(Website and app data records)

-.-.-

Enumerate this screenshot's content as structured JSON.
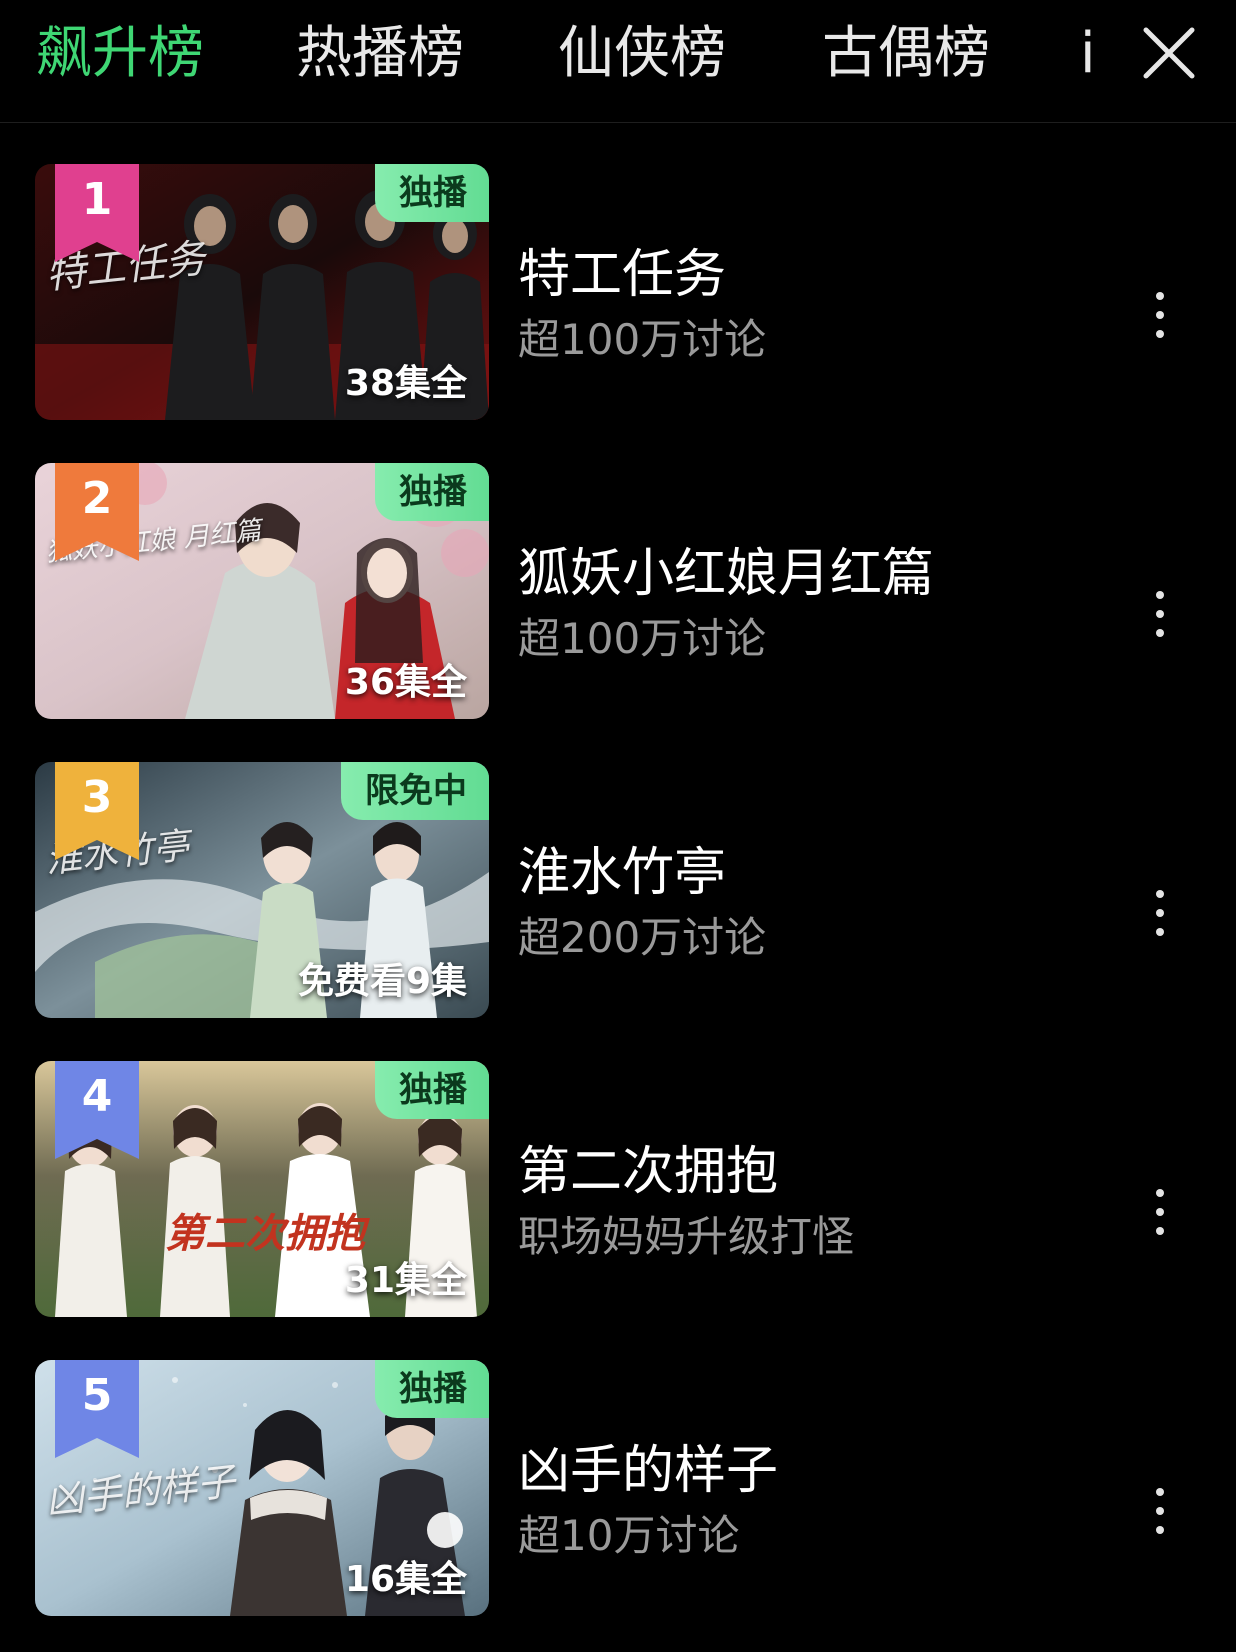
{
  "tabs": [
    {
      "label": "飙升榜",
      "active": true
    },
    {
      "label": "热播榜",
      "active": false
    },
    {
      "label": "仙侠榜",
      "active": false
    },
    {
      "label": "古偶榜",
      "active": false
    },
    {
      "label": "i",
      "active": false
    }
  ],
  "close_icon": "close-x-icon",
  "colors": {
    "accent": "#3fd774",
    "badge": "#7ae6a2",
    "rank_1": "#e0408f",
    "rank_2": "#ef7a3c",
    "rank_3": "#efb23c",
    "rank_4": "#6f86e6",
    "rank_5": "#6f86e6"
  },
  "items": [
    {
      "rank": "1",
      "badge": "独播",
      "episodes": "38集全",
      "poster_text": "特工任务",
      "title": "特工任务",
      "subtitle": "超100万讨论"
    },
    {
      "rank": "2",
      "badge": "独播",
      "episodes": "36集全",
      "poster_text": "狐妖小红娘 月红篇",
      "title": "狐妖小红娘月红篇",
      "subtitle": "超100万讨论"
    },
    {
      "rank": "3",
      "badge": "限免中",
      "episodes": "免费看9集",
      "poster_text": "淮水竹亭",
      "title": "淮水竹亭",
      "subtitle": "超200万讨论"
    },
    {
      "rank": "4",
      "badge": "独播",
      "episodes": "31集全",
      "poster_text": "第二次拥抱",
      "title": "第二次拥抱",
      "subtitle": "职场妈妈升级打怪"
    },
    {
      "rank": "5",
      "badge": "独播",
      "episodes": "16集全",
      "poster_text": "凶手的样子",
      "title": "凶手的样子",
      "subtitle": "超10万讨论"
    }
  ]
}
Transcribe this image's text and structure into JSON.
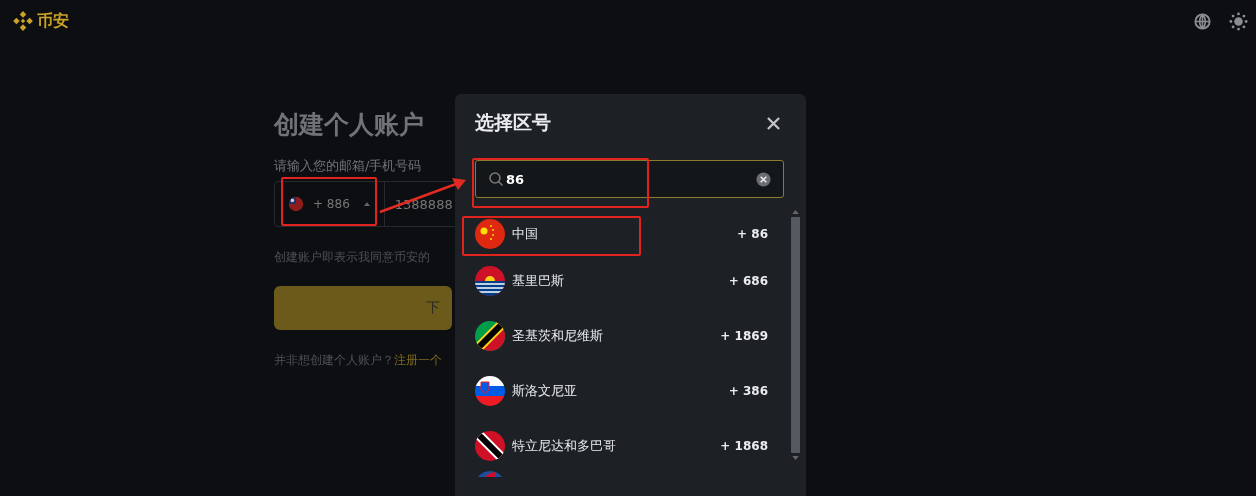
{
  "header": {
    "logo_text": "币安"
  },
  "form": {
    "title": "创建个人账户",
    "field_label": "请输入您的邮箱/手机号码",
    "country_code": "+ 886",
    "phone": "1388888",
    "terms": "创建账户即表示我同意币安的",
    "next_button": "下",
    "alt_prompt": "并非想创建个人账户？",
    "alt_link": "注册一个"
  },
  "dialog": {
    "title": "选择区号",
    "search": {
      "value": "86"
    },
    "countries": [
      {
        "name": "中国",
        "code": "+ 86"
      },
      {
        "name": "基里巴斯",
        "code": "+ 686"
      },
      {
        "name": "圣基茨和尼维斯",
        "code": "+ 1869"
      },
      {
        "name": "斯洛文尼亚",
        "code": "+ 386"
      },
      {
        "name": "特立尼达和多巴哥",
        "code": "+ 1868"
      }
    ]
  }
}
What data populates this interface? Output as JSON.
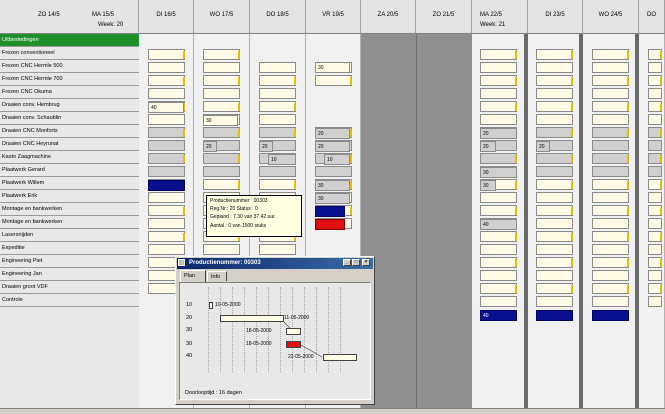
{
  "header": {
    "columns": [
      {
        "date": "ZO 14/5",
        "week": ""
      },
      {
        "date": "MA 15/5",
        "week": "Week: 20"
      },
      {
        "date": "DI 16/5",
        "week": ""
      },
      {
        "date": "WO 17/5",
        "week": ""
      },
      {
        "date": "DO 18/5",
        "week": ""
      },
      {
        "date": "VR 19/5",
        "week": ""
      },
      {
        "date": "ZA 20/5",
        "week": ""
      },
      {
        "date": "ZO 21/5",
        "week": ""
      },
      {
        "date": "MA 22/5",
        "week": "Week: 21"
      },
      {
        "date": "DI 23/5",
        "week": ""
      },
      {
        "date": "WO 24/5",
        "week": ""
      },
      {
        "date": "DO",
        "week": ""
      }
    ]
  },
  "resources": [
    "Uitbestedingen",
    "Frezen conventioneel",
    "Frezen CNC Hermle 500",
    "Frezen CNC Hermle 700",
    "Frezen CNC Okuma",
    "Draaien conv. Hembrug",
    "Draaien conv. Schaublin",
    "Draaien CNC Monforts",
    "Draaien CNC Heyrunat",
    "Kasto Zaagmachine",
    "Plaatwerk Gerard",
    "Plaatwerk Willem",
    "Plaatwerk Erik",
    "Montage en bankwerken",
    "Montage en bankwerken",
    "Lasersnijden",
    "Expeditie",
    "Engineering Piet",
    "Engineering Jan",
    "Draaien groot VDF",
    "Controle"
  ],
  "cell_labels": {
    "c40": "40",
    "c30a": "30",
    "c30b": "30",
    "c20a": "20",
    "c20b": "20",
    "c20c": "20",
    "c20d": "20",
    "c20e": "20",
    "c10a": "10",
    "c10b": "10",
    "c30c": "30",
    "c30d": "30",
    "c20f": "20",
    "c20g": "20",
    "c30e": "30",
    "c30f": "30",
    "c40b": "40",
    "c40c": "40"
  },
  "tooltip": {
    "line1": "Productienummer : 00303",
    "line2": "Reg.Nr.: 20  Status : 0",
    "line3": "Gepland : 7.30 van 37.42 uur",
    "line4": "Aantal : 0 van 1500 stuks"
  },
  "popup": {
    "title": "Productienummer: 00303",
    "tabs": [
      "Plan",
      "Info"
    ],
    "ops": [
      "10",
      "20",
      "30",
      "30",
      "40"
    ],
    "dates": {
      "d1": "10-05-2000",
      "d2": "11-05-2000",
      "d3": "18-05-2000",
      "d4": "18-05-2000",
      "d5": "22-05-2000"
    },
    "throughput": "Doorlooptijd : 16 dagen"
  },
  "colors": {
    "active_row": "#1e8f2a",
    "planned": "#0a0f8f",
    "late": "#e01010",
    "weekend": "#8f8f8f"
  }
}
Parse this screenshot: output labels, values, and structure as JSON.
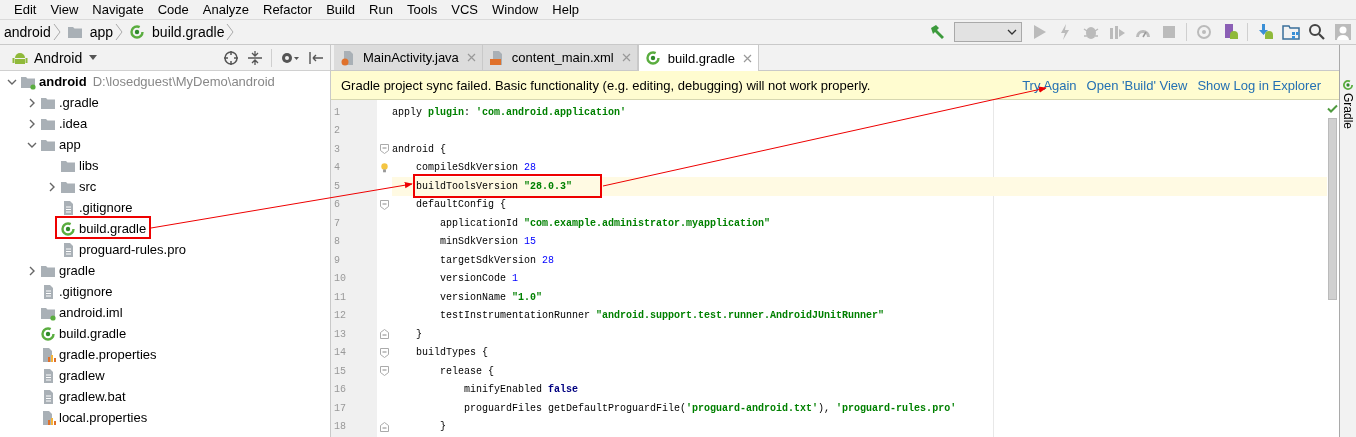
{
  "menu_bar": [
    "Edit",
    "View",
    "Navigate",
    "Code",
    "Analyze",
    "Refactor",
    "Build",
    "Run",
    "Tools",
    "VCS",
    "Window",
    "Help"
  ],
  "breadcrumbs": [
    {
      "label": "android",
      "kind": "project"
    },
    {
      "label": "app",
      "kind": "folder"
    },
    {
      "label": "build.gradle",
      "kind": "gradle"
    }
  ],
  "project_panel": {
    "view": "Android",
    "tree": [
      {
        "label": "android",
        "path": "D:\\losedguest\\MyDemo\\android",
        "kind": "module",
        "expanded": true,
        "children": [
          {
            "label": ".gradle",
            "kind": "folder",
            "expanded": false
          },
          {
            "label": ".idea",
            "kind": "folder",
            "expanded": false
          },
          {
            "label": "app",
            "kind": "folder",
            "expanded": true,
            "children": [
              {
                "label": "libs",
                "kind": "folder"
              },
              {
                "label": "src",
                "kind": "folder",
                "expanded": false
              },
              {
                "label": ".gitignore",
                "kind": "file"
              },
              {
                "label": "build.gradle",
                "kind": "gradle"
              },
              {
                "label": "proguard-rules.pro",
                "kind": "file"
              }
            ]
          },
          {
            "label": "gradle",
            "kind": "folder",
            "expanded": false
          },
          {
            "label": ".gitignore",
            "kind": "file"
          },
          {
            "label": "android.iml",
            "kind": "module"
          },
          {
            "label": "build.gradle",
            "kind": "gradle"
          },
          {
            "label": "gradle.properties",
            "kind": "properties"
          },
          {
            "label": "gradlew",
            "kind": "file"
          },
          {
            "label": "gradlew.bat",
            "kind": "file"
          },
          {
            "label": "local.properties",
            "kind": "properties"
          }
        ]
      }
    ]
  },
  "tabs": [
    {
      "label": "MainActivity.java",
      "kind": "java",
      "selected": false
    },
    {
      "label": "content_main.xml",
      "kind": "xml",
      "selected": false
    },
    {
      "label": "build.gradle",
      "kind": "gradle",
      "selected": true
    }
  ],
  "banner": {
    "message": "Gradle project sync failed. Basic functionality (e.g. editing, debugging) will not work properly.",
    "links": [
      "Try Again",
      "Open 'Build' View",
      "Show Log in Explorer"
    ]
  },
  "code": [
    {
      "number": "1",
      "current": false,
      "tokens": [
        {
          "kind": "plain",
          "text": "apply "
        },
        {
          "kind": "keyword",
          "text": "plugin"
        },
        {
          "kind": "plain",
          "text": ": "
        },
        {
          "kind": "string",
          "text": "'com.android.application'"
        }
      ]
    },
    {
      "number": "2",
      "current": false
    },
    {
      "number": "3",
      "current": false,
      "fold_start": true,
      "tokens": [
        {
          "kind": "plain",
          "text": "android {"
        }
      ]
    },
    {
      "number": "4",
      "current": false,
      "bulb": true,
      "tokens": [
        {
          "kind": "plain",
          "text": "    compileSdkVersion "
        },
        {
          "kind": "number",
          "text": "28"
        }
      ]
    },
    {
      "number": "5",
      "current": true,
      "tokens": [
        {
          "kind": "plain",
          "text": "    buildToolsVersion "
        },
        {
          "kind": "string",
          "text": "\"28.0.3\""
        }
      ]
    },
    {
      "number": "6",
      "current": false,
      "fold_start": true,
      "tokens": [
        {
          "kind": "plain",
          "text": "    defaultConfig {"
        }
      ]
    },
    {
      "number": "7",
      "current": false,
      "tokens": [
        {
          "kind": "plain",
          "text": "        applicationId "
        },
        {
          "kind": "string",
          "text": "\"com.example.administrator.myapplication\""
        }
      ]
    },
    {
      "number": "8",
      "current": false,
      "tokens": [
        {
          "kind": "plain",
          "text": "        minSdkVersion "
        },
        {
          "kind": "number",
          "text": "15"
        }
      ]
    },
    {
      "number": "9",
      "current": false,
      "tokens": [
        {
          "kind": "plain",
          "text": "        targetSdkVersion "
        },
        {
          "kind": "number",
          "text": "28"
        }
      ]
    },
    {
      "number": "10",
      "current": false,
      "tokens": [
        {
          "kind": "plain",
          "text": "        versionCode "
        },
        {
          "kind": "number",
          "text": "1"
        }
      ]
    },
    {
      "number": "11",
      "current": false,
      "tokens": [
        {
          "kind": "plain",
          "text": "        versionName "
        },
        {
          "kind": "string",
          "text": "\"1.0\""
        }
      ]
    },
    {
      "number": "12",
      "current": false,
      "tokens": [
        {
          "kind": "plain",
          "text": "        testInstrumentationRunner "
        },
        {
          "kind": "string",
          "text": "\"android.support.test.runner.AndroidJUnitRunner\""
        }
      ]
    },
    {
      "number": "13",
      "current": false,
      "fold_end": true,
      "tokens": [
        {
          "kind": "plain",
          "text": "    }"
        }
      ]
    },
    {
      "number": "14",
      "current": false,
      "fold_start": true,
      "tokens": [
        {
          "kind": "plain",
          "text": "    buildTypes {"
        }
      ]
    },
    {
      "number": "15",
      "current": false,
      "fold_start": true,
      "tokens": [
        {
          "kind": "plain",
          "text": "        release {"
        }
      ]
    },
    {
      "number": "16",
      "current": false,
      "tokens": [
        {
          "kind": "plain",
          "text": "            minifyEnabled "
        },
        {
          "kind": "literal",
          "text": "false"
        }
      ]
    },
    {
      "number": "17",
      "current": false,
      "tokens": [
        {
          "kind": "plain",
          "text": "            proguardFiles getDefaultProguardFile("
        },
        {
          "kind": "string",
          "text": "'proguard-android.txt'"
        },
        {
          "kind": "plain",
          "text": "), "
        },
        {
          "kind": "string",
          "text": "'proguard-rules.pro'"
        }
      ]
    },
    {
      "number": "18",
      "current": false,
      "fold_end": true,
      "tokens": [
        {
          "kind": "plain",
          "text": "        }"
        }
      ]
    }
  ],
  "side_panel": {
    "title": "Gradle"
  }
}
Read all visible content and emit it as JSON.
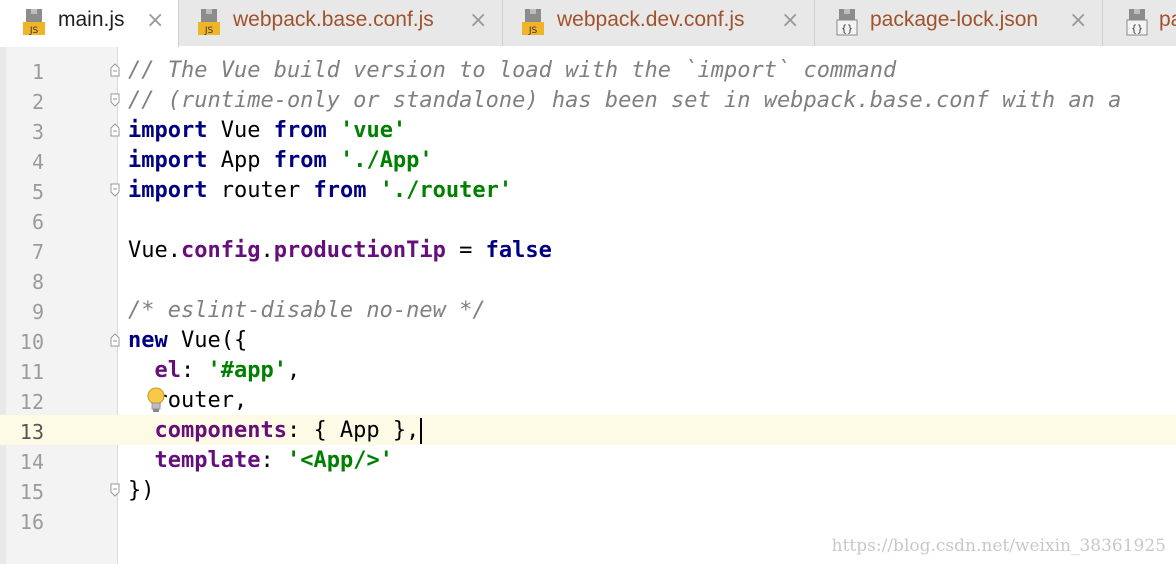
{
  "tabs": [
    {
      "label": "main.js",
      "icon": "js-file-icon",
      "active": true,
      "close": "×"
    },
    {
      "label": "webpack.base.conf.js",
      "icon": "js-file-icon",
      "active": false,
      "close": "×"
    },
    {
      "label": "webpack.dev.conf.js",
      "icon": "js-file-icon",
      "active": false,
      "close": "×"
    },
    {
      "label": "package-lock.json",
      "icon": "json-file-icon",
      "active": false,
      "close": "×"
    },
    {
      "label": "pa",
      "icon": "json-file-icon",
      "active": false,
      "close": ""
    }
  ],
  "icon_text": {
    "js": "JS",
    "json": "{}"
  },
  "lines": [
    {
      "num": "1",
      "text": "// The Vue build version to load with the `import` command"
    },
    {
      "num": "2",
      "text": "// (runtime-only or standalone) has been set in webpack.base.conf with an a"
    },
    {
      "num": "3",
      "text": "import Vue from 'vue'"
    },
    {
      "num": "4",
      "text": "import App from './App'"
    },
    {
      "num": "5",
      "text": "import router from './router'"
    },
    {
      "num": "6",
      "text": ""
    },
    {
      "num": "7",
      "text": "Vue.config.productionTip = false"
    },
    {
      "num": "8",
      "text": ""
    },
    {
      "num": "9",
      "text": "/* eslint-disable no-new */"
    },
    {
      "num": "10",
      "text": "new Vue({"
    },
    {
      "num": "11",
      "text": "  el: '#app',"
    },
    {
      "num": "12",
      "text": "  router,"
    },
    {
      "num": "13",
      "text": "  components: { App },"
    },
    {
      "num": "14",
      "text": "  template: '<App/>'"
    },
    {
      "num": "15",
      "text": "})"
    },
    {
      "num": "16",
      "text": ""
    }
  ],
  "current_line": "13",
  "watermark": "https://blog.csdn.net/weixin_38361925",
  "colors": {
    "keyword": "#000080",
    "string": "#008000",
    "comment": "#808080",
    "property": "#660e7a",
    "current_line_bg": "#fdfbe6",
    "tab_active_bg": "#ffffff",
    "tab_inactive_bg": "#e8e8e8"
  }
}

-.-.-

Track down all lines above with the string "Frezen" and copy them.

    "Frezen conventioneel",
    "Frezen CNC Hermle 500",
    "Frezen CNC Hermle 700",
    "Frezen CNC Okuma",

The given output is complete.